→ **Instructions for the task**: Find every line below where the word "hinzufügen" occurs. Then say how many there are, giving only the number.

→ **Data records**:
-----
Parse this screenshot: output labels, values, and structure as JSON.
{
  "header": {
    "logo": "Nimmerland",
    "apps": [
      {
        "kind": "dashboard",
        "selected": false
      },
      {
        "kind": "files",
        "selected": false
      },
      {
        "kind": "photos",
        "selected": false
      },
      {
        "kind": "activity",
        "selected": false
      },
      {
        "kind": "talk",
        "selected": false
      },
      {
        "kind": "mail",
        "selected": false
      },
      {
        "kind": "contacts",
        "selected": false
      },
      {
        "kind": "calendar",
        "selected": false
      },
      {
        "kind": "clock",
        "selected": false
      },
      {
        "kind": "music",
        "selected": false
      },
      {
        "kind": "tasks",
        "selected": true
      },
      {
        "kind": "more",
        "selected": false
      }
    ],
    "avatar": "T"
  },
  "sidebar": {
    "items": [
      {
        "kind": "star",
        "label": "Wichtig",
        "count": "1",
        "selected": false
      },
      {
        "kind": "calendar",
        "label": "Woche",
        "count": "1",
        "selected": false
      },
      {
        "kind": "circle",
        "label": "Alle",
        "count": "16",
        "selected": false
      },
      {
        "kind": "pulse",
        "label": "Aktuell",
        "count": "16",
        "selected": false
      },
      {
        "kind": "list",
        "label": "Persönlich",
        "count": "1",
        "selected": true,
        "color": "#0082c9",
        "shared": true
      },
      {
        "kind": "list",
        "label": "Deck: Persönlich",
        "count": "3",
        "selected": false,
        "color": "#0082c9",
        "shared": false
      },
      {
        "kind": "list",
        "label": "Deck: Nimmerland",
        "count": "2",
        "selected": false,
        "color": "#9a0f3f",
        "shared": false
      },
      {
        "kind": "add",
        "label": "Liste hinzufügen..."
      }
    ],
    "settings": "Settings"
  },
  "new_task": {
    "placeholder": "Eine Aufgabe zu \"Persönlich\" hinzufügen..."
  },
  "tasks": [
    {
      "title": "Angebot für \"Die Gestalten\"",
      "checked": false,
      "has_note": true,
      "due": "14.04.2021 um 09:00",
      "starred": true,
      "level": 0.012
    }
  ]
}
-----
→ **Answer for the task**: 2